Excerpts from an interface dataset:
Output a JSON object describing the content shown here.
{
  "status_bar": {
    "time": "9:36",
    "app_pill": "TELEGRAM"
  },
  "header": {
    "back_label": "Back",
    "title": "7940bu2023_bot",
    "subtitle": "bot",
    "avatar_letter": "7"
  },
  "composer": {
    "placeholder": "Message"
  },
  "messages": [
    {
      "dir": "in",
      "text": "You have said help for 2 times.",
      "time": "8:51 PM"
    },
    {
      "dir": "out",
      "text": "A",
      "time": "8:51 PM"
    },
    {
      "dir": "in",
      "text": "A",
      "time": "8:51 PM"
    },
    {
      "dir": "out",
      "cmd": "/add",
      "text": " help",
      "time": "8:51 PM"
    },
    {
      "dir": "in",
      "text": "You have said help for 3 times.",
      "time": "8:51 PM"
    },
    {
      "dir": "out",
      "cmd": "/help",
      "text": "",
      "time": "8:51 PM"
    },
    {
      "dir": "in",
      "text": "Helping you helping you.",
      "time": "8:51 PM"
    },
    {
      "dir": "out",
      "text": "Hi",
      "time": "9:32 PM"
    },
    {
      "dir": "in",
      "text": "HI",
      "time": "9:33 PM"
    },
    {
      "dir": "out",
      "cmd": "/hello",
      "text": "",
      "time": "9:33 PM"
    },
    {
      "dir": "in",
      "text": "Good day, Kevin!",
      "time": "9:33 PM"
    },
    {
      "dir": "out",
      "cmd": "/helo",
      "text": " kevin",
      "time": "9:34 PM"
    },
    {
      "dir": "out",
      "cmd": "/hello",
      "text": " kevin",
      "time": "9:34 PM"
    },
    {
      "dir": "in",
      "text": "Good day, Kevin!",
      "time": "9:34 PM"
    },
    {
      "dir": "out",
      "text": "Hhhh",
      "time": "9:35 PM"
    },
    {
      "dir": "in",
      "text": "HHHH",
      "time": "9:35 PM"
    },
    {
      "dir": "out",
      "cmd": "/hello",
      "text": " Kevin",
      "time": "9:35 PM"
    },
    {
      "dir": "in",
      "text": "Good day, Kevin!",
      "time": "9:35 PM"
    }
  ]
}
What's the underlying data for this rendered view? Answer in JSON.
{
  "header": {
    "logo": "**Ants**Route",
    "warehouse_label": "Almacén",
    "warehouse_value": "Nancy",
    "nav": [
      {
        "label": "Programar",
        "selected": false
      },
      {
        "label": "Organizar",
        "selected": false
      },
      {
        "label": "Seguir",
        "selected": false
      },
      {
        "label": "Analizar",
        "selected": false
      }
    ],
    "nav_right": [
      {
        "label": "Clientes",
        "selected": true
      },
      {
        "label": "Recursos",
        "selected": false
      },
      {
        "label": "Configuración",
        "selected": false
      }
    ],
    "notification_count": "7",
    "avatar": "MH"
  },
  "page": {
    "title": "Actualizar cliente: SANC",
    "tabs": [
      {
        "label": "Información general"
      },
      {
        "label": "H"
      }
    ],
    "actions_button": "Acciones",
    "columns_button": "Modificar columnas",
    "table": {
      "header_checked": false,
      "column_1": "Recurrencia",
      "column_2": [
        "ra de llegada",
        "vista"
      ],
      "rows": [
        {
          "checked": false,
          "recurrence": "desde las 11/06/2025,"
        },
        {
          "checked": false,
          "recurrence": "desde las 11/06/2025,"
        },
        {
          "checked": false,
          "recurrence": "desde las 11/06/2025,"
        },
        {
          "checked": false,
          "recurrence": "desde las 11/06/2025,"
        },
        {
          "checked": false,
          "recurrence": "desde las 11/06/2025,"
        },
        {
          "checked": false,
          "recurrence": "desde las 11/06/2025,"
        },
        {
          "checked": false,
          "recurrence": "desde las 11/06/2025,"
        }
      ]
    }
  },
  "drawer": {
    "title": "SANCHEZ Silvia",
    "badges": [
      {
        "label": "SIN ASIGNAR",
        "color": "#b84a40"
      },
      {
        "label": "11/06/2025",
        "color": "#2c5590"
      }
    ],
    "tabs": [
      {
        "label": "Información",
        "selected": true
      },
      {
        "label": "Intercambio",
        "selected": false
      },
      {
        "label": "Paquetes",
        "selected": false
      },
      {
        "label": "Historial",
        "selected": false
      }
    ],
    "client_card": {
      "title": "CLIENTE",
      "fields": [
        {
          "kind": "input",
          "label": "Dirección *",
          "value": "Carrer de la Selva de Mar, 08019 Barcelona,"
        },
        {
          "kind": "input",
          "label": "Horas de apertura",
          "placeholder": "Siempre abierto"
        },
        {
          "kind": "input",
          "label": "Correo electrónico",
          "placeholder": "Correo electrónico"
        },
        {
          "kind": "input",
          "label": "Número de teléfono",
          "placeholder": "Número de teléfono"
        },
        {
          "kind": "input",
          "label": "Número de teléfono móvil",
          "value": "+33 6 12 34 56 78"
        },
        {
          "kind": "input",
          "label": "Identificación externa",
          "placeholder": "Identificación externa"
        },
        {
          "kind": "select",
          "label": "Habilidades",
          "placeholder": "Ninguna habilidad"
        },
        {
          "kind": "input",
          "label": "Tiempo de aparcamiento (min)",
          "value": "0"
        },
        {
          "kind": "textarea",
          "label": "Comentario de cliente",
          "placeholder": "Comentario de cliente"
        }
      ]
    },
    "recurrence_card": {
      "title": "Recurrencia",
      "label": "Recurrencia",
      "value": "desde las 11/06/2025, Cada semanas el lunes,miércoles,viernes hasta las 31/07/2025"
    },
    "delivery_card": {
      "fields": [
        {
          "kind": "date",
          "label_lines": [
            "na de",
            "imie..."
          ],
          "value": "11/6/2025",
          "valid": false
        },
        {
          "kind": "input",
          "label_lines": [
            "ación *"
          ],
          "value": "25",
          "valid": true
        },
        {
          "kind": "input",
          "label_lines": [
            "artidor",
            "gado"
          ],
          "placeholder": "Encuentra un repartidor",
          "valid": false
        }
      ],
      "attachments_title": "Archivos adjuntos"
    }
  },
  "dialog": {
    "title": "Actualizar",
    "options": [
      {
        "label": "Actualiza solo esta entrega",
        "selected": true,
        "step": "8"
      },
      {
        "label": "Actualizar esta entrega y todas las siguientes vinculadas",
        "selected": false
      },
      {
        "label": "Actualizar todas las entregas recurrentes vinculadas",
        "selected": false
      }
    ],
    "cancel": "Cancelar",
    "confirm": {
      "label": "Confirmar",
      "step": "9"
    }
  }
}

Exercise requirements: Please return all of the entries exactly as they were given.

Output for this task:
Output a JSON object describing the content shown here.
{
  "status_bar": {
    "time": "9:36",
    "app_pill": "TELEGRAM"
  },
  "header": {
    "back_label": "Back",
    "title": "7940bu2023_bot",
    "subtitle": "bot",
    "avatar_letter": "7"
  },
  "composer": {
    "placeholder": "Message"
  },
  "messages": [
    {
      "dir": "in",
      "text": "You have said help for 2 times.",
      "time": "8:51 PM"
    },
    {
      "dir": "out",
      "text": "A",
      "time": "8:51 PM"
    },
    {
      "dir": "in",
      "text": "A",
      "time": "8:51 PM"
    },
    {
      "dir": "out",
      "cmd": "/add",
      "text": " help",
      "time": "8:51 PM"
    },
    {
      "dir": "in",
      "text": "You have said help for 3 times.",
      "time": "8:51 PM"
    },
    {
      "dir": "out",
      "cmd": "/help",
      "text": "",
      "time": "8:51 PM"
    },
    {
      "dir": "in",
      "text": "Helping you helping you.",
      "time": "8:51 PM"
    },
    {
      "dir": "out",
      "text": "Hi",
      "time": "9:32 PM"
    },
    {
      "dir": "in",
      "text": "HI",
      "time": "9:33 PM"
    },
    {
      "dir": "out",
      "cmd": "/hello",
      "text": "",
      "time": "9:33 PM"
    },
    {
      "dir": "in",
      "text": "Good day, Kevin!",
      "time": "9:33 PM"
    },
    {
      "dir": "out",
      "cmd": "/helo",
      "text": " kevin",
      "time": "9:34 PM"
    },
    {
      "dir": "out",
      "cmd": "/hello",
      "text": " kevin",
      "time": "9:34 PM"
    },
    {
      "dir": "in",
      "text": "Good day, Kevin!",
      "time": "9:34 PM"
    },
    {
      "dir": "out",
      "text": "Hhhh",
      "time": "9:35 PM"
    },
    {
      "dir": "in",
      "text": "HHHH",
      "time": "9:35 PM"
    },
    {
      "dir": "out",
      "cmd": "/hello",
      "text": " Kevin",
      "time": "9:35 PM"
    },
    {
      "dir": "in",
      "text": "Good day, Kevin!",
      "time": "9:35 PM"
    }
  ]
}
What's the underlying data for this rendered view? Answer in JSON.
{
  "header": {
    "logo": "**Ants**Route",
    "warehouse_label": "Almacén",
    "warehouse_value": "Nancy",
    "nav": [
      {
        "label": "Programar",
        "selected": false
      },
      {
        "label": "Organizar",
        "selected": false
      },
      {
        "label": "Seguir",
        "selected": false
      },
      {
        "label": "Analizar",
        "selected": false
      }
    ],
    "nav_right": [
      {
        "label": "Clientes",
        "selected": true
      },
      {
        "label": "Recursos",
        "selected": false
      },
      {
        "label": "Configuración",
        "selected": false
      }
    ],
    "notification_count": "7",
    "avatar": "MH"
  },
  "page": {
    "title": "Actualizar cliente: SANC",
    "tabs": [
      {
        "label": "Información general"
      },
      {
        "label": "H"
      }
    ],
    "actions_button": "Acciones",
    "columns_button": "Modificar columnas",
    "table": {
      "header_checked": false,
      "column_1": "Recurrencia",
      "column_2": [
        "ra de llegada",
        "vista"
      ],
      "rows": [
        {
          "checked": false,
          "recurrence": "desde las 11/06/2025,"
        },
        {
          "checked": false,
          "recurrence": "desde las 11/06/2025,"
        },
        {
          "checked": false,
          "recurrence": "desde las 11/06/2025,"
        },
        {
          "checked": false,
          "recurrence": "desde las 11/06/2025,"
        },
        {
          "checked": false,
          "recurrence": "desde las 11/06/2025,"
        },
        {
          "checked": false,
          "recurrence": "desde las 11/06/2025,"
        },
        {
          "checked": false,
          "recurrence": "desde las 11/06/2025,"
        }
      ]
    }
  },
  "drawer": {
    "title": "SANCHEZ Silvia",
    "badges": [
      {
        "label": "SIN ASIGNAR",
        "color": "#b84a40"
      },
      {
        "label": "11/06/2025",
        "color": "#2c5590"
      }
    ],
    "tabs": [
      {
        "label": "Información",
        "selected": true
      },
      {
        "label": "Intercambio",
        "selected": false
      },
      {
        "label": "Paquetes",
        "selected": false
      },
      {
        "label": "Historial",
        "selected": false
      }
    ],
    "client_card": {
      "title": "CLIENTE",
      "fields": [
        {
          "kind": "input",
          "label": "Dirección *",
          "value": "Carrer de la Selva de Mar, 08019 Barcelona,"
        },
        {
          "kind": "input",
          "label": "Horas de apertura",
          "placeholder": "Siempre abierto"
        },
        {
          "kind": "input",
          "label": "Correo electrónico",
          "placeholder": "Correo electrónico"
        },
        {
          "kind": "input",
          "label": "Número de teléfono",
          "placeholder": "Número de teléfono"
        },
        {
          "kind": "input",
          "label": "Número de teléfono móvil",
          "value": "+33 6 12 34 56 78"
        },
        {
          "kind": "input",
          "label": "Identificación externa",
          "placeholder": "Identificación externa"
        },
        {
          "kind": "select",
          "label": "Habilidades",
          "placeholder": "Ninguna habilidad"
        },
        {
          "kind": "input",
          "label": "Tiempo de aparcamiento (min)",
          "value": "0"
        },
        {
          "kind": "textarea",
          "label": "Comentario de cliente",
          "placeholder": "Comentario de cliente"
        }
      ]
    },
    "recurrence_card": {
      "title": "Recurrencia",
      "label": "Recurrencia",
      "value": "desde las 11/06/2025, Cada semanas el lunes,miércoles,viernes hasta las 31/07/2025"
    },
    "delivery_card": {
      "fields": [
        {
          "kind": "date",
          "label_lines": [
            "na de",
            "imie..."
          ],
          "value": "11/6/2025",
          "valid": false
        },
        {
          "kind": "input",
          "label_lines": [
            "ación *"
          ],
          "value": "25",
          "valid": true
        },
        {
          "kind": "input",
          "label_lines": [
            "artidor",
            "gado"
          ],
          "placeholder": "Encuentra un repartidor",
          "valid": false
        }
      ],
      "attachments_title": "Archivos adjuntos"
    }
  },
  "dialog": {
    "title": "Actualizar",
    "options": [
      {
        "label": "Actualiza solo esta entrega",
        "selected": true,
        "step": "8"
      },
      {
        "label": "Actualizar esta entrega y todas las siguientes vinculadas",
        "selected": false
      },
      {
        "label": "Actualizar todas las entregas recurrentes vinculadas",
        "selected": false
      }
    ],
    "cancel": "Cancelar",
    "confirm": {
      "label": "Confirmar",
      "step": "9"
    }
  }
}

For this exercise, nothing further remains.